Soy Cuba depicts certain incidents in the lives of a multitude of Cuban citizens ranging from a rural to urban environment which are under control of US-backed dictator Fulgencio Batista. The film serves as support for the spread of socialism and is aimed at gaining sympathy for the Cuban revolution, whose legendary leaders were seen as founding fathers to a revolution in Latin America that has been suppressed and agitated by capitalists over the past half century. The eventual success of Fidel Castro and his associates initiated an opportunity for socialist radicals to forge empathy in global politics. Yet major powers, particularly the United States, have consistently demeaned the socialist movement in what President Ronald Reagan labeled a “basket case” of a social structure. Yet, Susan Eckstein argues that a balance of financial power, including the elimination of the bourgeoisie, redistributed wealth well enough to benefit the average citizen. By monopolizing trade and promoting an industrialized Cuba, Batista’s conquerors were able to create “the most egalitarian country in Latin America” (p. 530).

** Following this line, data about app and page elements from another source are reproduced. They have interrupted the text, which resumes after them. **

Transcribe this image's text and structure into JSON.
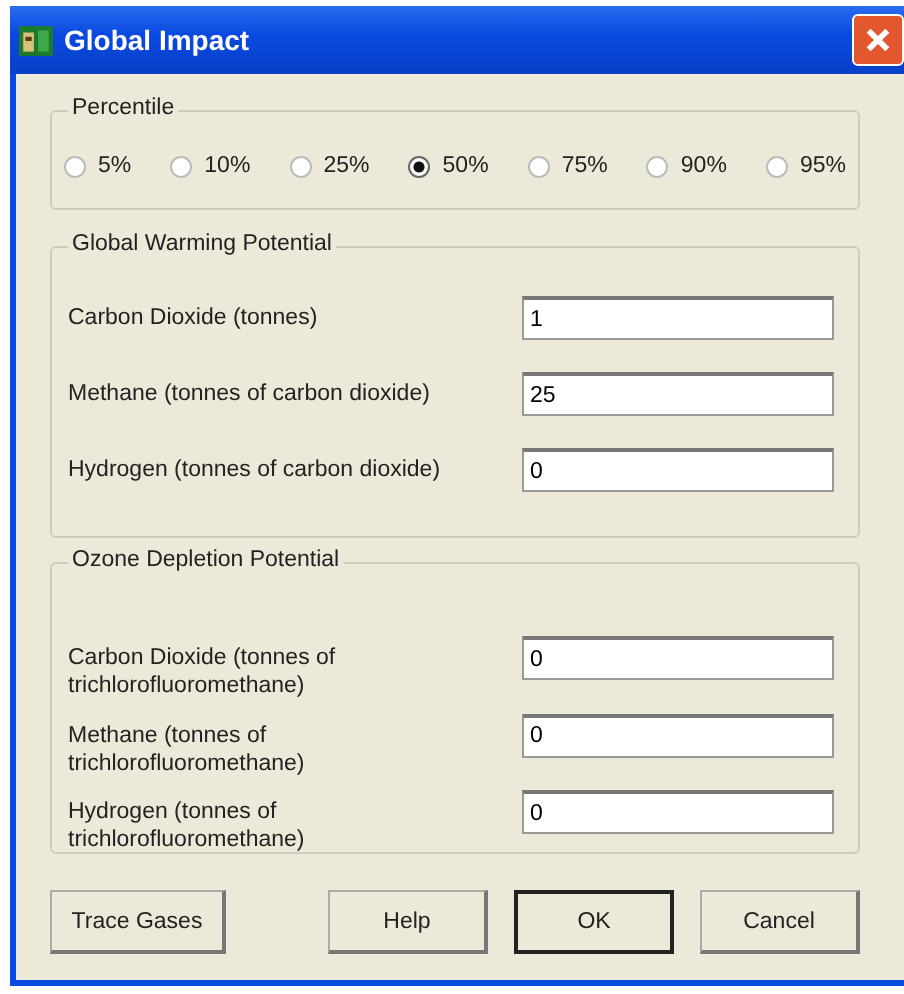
{
  "window": {
    "title": "Global Impact"
  },
  "percentile": {
    "label": "Percentile",
    "options": [
      {
        "label": "5%",
        "selected": false
      },
      {
        "label": "10%",
        "selected": false
      },
      {
        "label": "25%",
        "selected": false
      },
      {
        "label": "50%",
        "selected": true
      },
      {
        "label": "75%",
        "selected": false
      },
      {
        "label": "90%",
        "selected": false
      },
      {
        "label": "95%",
        "selected": false
      }
    ]
  },
  "groups": [
    {
      "title": "Global Warming Potential",
      "fields": [
        {
          "label": "Carbon Dioxide (tonnes)",
          "value": "1"
        },
        {
          "label": "Methane (tonnes of carbon dioxide)",
          "value": "25"
        },
        {
          "label": "Hydrogen (tonnes of carbon dioxide)",
          "value": "0"
        }
      ]
    },
    {
      "title": "Ozone Depletion Potential",
      "fields": [
        {
          "label": "Carbon Dioxide (tonnes of trichlorofluoromethane)",
          "value": "0"
        },
        {
          "label": "Methane (tonnes of trichlorofluoromethane)",
          "value": "0"
        },
        {
          "label": "Hydrogen (tonnes of trichlorofluoromethane)",
          "value": "0"
        }
      ]
    }
  ],
  "buttons": [
    {
      "label": "Trace Gases",
      "kind": "left"
    },
    {
      "label": "Help",
      "kind": "right"
    },
    {
      "label": "OK",
      "kind": "default"
    },
    {
      "label": "Cancel",
      "kind": "right"
    }
  ]
}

Soy Cuba‘s episodic format under filmmaker Mikhail Kalatozov succeeds in its ability to portray a range of Cuban citizens. Though not directly, American involvement in Cuba is consistently criticized. The first episode shows a woman swayed into prostitution by Americans in a casino. The character leads the American back into her shanty, with Kalatozov producing an aura of surreal dislocation. The man strips the woman of her pride in multiple senses, taking with him her presumed virginity and a crucifix- a symbol of the woman’s loss of her God. In this, Kalatozov and his financial indebtedness to his Soviet government is suggesting an American expropriation of Cuban freedoms. As the film continues, a transition to a sugar cane plantation worker depicts the cruelties of capitalism which will, under the legal use of corporate power, strip the man of his fecund land. In retaliation, the man burns everything and leaves the capitalists with a plantation of ash. Finally, a scene of a Cuban woman running from deployed US Navy men results in Enrique, a future martyr for Castro’s revolution, standing up alone to the force of US power- perhaps influencing Cubans of the time to resist Western interference.
Yet the film does not deal directly with US relations, but moreso with a Cuba that is still trying to liberate itself from the struggles implemented by Spanish colonialism. In this, Soy Cuba depicts a nation that is still battling against its aggressors and its internal self. Yet, as the film ends with a heroic scene of Cuban revolutionaries with a new nation to construct, the overall message is one of hope for the Cuban people and the spread socialism across the globe.